Neil Woodford has ditched his holding in GlaxoSmithKline (GSK) after 15 years as he shifts his UK Equity Income fund towards domestic cyclical names such as Lloyds Banking Group.
Mr Woodford said frustration with GSK's strategy and performance had led to the sale of his position. The manager had £1bn invested in the company across his portfolios as of the start of 2017, according to S&P Capital IQ.
"Put simply, investing in Glaxo has been a frustrating experience, with three out of the four business units perennial underperformers. Some investors remain hopeful of recovery but I am now less optimistic," he explained.
He said he had made a "complete disposal" of the company from his £10bn Equity Income fund. It had accounted for 6.4 per cent of the portfolio at the end of March.
Mr Woodford has previously criticised GSK for not splitting out its business streams in the name of shareholder value. The manager said his concerns, and those of other institutional investors, had gone ignored and were compounded by a change in chief executive last month.
"My base assumption now is that Glaxo remains a healthcare conglomerate with a sub-optimal business strategy, and shareholders face a cut to the dividend. These characteristics do not appeal to me as an investor," Mr Woodford said.
The manager has used this sale, a slight reduction in his position in British American Tobacco, and new inflows to up exposure to UK domestic names.
"As a result of our growing confidence in the long-term outlook for the UK economy, we have been selectively building a greater exposure to domestic cyclical businesses," he said.
As such, Mr Woodford has initiated a position in Lloyds Banking Group, on the expectation that the sector could fare better following a long period of post-crash rehabilitation.
"We view Lloyds as a well-managed bank with a conservative approach to its balance sheet.

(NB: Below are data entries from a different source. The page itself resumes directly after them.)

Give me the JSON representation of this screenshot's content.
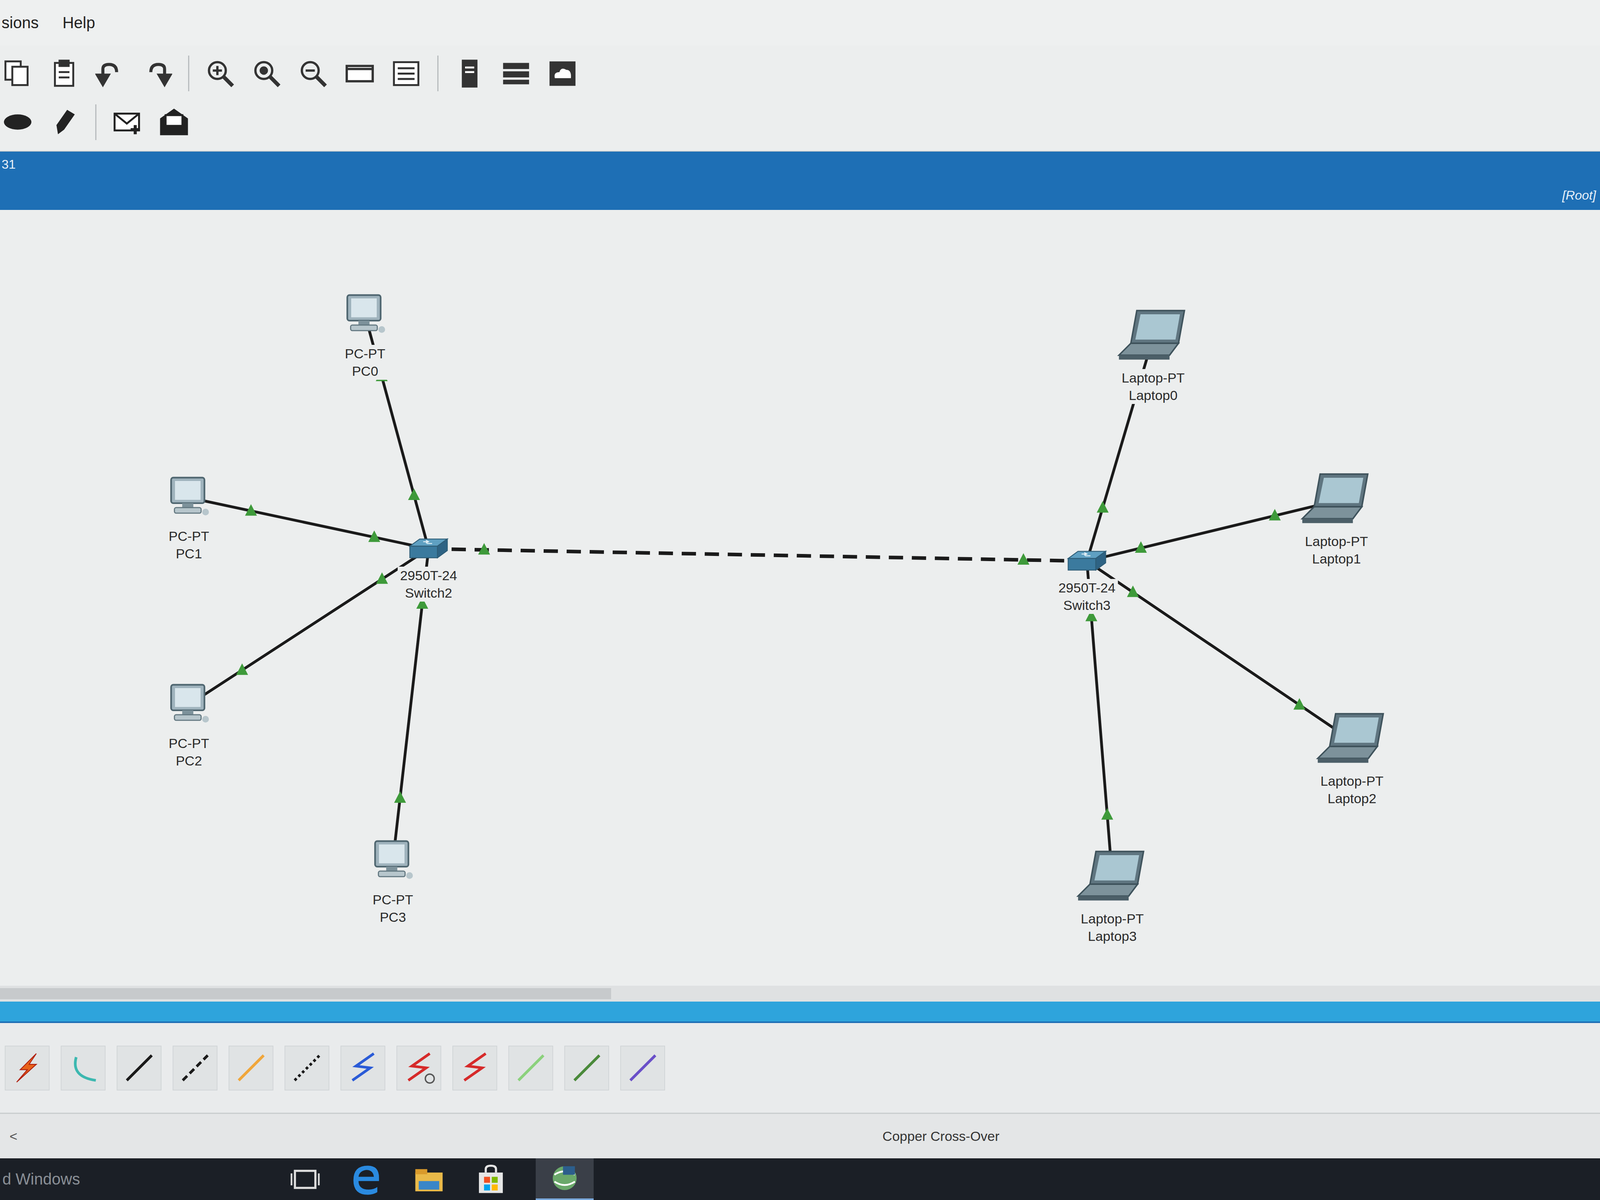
{
  "menu": [
    "sions",
    "Help"
  ],
  "workspace": {
    "label": "31",
    "path": "[Root]"
  },
  "devices": [
    {
      "model": "PC-PT",
      "name": "PC0",
      "kind": "pc"
    },
    {
      "model": "PC-PT",
      "name": "PC1",
      "kind": "pc"
    },
    {
      "model": "PC-PT",
      "name": "PC2",
      "kind": "pc"
    },
    {
      "model": "PC-PT",
      "name": "PC3",
      "kind": "pc"
    },
    {
      "model": "2950T-24",
      "name": "Switch2",
      "kind": "switch"
    },
    {
      "model": "2950T-24",
      "name": "Switch3",
      "kind": "switch"
    },
    {
      "model": "Laptop-PT",
      "name": "Laptop0",
      "kind": "laptop"
    },
    {
      "model": "Laptop-PT",
      "name": "Laptop1",
      "kind": "laptop"
    },
    {
      "model": "Laptop-PT",
      "name": "Laptop2",
      "kind": "laptop"
    },
    {
      "model": "Laptop-PT",
      "name": "Laptop3",
      "kind": "laptop"
    }
  ],
  "links": [
    {
      "from": "Switch2",
      "to": "PC0",
      "style": "solid",
      "up": true
    },
    {
      "from": "Switch2",
      "to": "PC1",
      "style": "solid",
      "up": true
    },
    {
      "from": "Switch2",
      "to": "PC2",
      "style": "solid",
      "up": true
    },
    {
      "from": "Switch2",
      "to": "PC3",
      "style": "solid",
      "up": true
    },
    {
      "from": "Switch2",
      "to": "Switch3",
      "style": "dashed",
      "up": true
    },
    {
      "from": "Switch3",
      "to": "Laptop0",
      "style": "solid",
      "up": true
    },
    {
      "from": "Switch3",
      "to": "Laptop1",
      "style": "solid",
      "up": true
    },
    {
      "from": "Switch3",
      "to": "Laptop2",
      "style": "solid",
      "up": true
    },
    {
      "from": "Switch3",
      "to": "Laptop3",
      "style": "solid",
      "up": true
    }
  ],
  "cables": [
    {
      "kind": "bolt",
      "color": "#e8631a"
    },
    {
      "kind": "curve",
      "color": "#3cb8b0"
    },
    {
      "kind": "line",
      "color": "#1a1a1a"
    },
    {
      "kind": "dashed",
      "color": "#1a1a1a"
    },
    {
      "kind": "line",
      "color": "#f0a63a"
    },
    {
      "kind": "dotted",
      "color": "#1a1a1a"
    },
    {
      "kind": "zigzag",
      "color": "#2a5bd7"
    },
    {
      "kind": "clock",
      "color": "#d62a2a"
    },
    {
      "kind": "zigzag",
      "color": "#d62a2a"
    },
    {
      "kind": "line",
      "color": "#8bd17c"
    },
    {
      "kind": "line",
      "color": "#4a8a3a"
    },
    {
      "kind": "line",
      "color": "#6a4fc8"
    }
  ],
  "scroll_arrow": "<",
  "status": "Copper Cross-Over",
  "taskbar": {
    "watermark": "d Windows"
  }
}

Its valuation looks very attractive in our view, and it has the ability to pay a very healthy and growing level of dividend," the company said.
The manager has also added UK brick manufacturer Forterra to the fund, in the belief it will benefit from steady growth in the domestic construction industry in the coming years.
Other new additions include housebuilders Barratt Developments and Taylor Wimpey, student accommodation developer Watkin Jones and other companies in the construction materials, real estate and technology services industries.
"We have been keen to take advantage of what we see as a compelling, contrarian opportunity in domestic stocks and the portfolio is now poised to capture that opportunity," he added.